If a line in the entries below includes the string "Edit", copy it out.

══ DATA ══

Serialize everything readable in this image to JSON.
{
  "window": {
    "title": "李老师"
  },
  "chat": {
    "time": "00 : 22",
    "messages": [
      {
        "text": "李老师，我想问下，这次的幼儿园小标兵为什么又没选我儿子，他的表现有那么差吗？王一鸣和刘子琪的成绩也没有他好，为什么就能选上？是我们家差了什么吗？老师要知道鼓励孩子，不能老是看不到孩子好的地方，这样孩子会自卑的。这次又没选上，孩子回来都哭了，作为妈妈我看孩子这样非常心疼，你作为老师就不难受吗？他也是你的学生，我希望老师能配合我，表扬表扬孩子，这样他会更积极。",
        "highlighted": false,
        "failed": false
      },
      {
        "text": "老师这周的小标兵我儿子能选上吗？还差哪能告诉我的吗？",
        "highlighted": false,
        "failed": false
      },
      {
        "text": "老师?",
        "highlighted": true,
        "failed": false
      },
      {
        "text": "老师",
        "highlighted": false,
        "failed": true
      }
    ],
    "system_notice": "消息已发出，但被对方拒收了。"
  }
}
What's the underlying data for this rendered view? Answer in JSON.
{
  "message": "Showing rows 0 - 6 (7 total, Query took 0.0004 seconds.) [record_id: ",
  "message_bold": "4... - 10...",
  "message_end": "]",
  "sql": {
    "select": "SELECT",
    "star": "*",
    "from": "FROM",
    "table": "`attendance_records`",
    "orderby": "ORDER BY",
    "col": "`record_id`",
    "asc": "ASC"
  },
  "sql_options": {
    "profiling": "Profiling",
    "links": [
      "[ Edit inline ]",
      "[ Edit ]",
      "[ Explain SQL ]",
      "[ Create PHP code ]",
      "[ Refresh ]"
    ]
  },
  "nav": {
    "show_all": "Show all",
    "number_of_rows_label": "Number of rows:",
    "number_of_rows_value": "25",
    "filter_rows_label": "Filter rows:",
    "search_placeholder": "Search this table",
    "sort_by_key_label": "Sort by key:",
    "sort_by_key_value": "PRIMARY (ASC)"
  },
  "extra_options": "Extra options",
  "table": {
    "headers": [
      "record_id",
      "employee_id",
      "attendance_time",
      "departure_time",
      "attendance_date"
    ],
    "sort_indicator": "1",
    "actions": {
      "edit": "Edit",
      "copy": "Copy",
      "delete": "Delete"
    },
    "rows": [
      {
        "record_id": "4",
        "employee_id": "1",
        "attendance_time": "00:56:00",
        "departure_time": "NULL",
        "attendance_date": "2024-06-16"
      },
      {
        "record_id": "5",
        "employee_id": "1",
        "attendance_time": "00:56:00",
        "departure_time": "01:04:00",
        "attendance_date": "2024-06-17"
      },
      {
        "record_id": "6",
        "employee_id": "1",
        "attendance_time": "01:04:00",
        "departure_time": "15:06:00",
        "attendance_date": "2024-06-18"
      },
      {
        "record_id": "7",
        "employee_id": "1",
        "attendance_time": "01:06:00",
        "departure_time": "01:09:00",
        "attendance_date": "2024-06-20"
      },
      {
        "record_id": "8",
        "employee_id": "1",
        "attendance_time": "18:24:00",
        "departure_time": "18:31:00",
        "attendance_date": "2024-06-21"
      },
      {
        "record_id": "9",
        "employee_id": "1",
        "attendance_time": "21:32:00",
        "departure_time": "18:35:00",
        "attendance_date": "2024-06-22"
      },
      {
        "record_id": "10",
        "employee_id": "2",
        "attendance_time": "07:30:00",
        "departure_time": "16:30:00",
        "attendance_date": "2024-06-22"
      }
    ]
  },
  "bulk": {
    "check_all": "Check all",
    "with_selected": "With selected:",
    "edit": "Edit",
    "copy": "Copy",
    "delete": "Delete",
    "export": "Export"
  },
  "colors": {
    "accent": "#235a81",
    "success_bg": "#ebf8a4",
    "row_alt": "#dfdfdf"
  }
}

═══

ANSWER:
      "[ Edit inline ]",
      "[ Edit ]",
      "edit": "Edit",
    "edit": "Edit",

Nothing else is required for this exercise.